Although the rubber dams and control system initially operated as designed, more recently, two uncontrolled bag deflations have occurred, which have caused flooding downstream and loss of significant storage volumes. In the first incident, a spontaneous uncontrolled deflation of the rubber dams released about 1600 ML, before the bags re-inflated automatically. An investigation revealed that the incident was most likely the result of design deficiencies in the control system. Recommendations were made for improvements to the system.
During the most recent deflation, one of the rubber dams failed by spontaneous rupture, and approximately 6000 ML of water was released from the dam. The Dam Safety Emergency Plan was activated to ensure persons at risk downstream were notified of the impending flood wave. A post- failure inspection of the ruptured bag suggested that the likely cause of failure was a manufacturing defect, which allowed air to penetrate the layers of rubber forming the bag. The rupture most likely occurred when the resulting air pocket expanded on exposure to the sun.
The paper examines the two deflation incidents in detail, and analyses the emergency response to the second incident.
D. S. Bowles
Portfolio risk assessment (PRA) can now be considered to be a standard of practice in Australia. In this paper various advances in the state-of-the-practice for performing PRA’s are reviewed, including some pitfalls and limitations. The uses of PRA outcomes by owners are discussed, along with some ways to improve the value derived from PRAs. The challenges that are common in seeking to achieve an integration of the PRA process into the owner’s dam safety management program and with broader business processes, and the importance of targeting PRA outcomes to an owner’s specific business needs, are emphasised.
A. Ash, D. S. Bowles, S. Abbey and R. Herweynen
A preliminary risk assessment was undertaken of its three dams by the South East Queensland Water Board (SEQWB) in 1999. The risk assessment process used included a series of workshops that proved to be an important part of ensuring a worthwhile result. The combined expertise of the consultants together with that of staff from the Board and the Queensland’s Department of Natural Resources were used to improve the outcome. The results of the assessment showed that the process had both advantages as well as difficulties in comparison to a standards based approach for making dam safety decisions.

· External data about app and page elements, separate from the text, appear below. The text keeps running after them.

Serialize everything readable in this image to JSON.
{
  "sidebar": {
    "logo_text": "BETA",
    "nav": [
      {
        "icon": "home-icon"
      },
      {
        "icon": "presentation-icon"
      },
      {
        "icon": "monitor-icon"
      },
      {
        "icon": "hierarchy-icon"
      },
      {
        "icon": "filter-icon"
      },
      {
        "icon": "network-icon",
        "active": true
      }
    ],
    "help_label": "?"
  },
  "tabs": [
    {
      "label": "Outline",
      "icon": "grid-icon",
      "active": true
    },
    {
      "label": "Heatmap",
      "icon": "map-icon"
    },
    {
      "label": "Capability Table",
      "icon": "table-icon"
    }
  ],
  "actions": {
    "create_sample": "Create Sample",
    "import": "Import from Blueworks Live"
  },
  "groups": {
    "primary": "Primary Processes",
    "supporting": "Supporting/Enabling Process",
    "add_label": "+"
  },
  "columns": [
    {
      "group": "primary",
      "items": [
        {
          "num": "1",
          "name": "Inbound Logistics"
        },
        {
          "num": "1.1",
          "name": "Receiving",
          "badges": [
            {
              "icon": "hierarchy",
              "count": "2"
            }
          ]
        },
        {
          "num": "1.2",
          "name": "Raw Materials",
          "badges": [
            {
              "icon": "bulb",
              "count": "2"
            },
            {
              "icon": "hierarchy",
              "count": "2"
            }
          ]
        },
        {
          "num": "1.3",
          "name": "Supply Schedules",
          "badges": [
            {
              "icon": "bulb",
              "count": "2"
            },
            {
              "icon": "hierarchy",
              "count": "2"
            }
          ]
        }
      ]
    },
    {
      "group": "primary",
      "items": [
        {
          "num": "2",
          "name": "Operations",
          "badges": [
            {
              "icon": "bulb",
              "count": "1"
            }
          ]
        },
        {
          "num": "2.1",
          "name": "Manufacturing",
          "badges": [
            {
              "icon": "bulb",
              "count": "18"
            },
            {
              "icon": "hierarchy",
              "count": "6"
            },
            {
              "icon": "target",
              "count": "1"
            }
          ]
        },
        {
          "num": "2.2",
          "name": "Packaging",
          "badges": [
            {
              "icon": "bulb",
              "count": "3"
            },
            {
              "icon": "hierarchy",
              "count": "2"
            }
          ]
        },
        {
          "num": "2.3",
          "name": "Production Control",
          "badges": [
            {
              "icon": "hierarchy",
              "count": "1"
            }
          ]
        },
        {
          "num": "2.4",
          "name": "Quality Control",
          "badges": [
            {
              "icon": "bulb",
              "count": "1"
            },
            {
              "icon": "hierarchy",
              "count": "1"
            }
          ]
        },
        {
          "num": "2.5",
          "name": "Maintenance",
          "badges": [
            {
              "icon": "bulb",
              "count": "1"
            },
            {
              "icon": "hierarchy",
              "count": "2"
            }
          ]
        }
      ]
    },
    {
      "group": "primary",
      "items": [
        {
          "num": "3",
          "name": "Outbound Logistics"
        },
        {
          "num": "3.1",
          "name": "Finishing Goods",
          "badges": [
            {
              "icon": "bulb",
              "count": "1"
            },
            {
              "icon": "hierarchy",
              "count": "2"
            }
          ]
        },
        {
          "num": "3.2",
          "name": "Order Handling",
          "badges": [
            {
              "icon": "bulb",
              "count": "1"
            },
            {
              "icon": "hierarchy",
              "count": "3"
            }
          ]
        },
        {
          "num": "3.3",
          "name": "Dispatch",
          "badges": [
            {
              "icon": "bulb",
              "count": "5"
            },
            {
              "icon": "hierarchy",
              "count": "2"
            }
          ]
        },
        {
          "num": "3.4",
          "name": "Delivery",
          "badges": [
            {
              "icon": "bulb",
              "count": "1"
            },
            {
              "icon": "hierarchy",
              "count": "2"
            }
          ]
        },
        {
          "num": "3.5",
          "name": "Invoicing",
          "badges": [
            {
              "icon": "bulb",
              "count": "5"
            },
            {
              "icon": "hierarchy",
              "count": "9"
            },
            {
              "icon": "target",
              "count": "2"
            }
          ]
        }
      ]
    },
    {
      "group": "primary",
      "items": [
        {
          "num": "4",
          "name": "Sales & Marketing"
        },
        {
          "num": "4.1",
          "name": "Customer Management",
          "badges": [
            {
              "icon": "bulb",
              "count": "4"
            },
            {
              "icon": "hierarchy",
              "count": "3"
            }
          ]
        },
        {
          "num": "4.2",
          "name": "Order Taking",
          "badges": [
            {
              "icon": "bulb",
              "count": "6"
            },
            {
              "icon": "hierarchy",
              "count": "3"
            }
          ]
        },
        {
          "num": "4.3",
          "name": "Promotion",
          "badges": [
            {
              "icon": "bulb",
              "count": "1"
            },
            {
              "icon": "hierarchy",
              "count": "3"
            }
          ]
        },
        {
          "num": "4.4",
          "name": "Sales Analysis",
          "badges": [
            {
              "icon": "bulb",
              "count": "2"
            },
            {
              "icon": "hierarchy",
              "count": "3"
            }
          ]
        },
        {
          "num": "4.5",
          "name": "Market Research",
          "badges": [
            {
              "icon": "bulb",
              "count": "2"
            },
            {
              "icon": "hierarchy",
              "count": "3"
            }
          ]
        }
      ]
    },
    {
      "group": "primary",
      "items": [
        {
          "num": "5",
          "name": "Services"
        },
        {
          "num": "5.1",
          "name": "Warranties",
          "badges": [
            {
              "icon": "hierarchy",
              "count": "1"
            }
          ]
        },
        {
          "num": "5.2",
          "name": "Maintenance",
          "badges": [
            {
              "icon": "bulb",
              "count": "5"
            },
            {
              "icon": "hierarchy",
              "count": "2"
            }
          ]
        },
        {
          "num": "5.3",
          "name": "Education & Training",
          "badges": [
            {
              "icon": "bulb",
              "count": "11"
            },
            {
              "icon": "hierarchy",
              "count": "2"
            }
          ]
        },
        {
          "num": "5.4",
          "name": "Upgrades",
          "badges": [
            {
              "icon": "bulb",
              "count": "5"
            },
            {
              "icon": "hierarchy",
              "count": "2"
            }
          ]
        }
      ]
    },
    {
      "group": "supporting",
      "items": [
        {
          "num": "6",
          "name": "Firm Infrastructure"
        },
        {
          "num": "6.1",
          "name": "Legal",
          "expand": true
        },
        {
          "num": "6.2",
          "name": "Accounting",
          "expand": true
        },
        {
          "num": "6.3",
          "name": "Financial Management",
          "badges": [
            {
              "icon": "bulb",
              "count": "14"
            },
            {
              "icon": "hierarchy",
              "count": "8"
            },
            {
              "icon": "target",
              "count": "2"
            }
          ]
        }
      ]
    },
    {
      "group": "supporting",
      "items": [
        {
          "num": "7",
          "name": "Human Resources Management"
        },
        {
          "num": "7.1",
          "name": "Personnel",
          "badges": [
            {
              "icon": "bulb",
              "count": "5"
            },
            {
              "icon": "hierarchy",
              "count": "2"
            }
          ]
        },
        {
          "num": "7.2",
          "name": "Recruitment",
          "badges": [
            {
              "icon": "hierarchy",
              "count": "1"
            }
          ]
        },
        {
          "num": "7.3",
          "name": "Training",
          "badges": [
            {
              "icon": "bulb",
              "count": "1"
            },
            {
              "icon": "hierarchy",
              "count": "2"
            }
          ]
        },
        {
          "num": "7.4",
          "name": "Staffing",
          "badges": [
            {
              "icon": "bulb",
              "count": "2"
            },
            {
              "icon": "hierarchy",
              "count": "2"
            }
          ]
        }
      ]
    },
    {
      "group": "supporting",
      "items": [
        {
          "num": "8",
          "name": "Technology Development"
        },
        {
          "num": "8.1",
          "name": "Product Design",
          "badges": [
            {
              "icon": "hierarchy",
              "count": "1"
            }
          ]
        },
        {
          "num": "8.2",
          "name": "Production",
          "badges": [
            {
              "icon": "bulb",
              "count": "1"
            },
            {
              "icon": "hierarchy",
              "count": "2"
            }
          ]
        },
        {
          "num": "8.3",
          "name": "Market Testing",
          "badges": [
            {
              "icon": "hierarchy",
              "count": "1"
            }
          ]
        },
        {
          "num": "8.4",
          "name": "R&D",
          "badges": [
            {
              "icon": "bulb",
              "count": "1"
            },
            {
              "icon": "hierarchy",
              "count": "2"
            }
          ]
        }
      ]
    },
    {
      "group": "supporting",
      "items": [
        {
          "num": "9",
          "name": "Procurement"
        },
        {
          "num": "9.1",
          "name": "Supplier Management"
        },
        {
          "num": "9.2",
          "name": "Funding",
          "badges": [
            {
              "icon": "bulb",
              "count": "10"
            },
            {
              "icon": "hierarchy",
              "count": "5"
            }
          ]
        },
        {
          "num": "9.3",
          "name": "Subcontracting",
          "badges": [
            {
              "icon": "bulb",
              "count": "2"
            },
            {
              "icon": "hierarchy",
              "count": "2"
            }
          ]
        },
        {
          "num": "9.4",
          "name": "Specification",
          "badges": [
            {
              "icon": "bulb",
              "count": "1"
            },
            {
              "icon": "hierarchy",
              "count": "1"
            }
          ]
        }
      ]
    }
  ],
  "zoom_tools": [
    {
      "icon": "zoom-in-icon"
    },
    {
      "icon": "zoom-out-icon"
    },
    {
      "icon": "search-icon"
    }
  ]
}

Risk Assessment was seen to be a useful management tool for managing dam safety. It gave the owner the ability to quickly rank upgrade requirements or maintenance options on the basis of probability of failure, life safety risks and financial risks to the owner or economic risks to all stakeholders.
M. B. Barker, R.M. Holroyde, J Williams and T. Qiu
Grahamstown Dam is a major water supply source for the Newcastle area and it is proposed to raise the full supply level by 2.4m from RL 10.4m to RL 12.8m. The present spillway is inadequate to pass the PMF without overtopping of the existing embankments at the new FSL and part of the raising comprises construction of a new embankment of about 10m high with a right bank spillway upstream of the existing spillway capable of passing the PMF. The Pacific Highway is located some 600m downstream of the new spillway and a 60m wide culvert below the Pacific Highway is being constructed with capacity sufficient to pass the PMF. Significant changes were made to the feasibility design for the spillway and the Pacific Highway culvert using a labyrinth spillway and a baffle chute energy dissipator respectively. Both of these designs are uncommon and the process of finalising the designs as well as some of the problems in the use of a labyrinth spillway and the cost savings realised in the use of these designs are presented.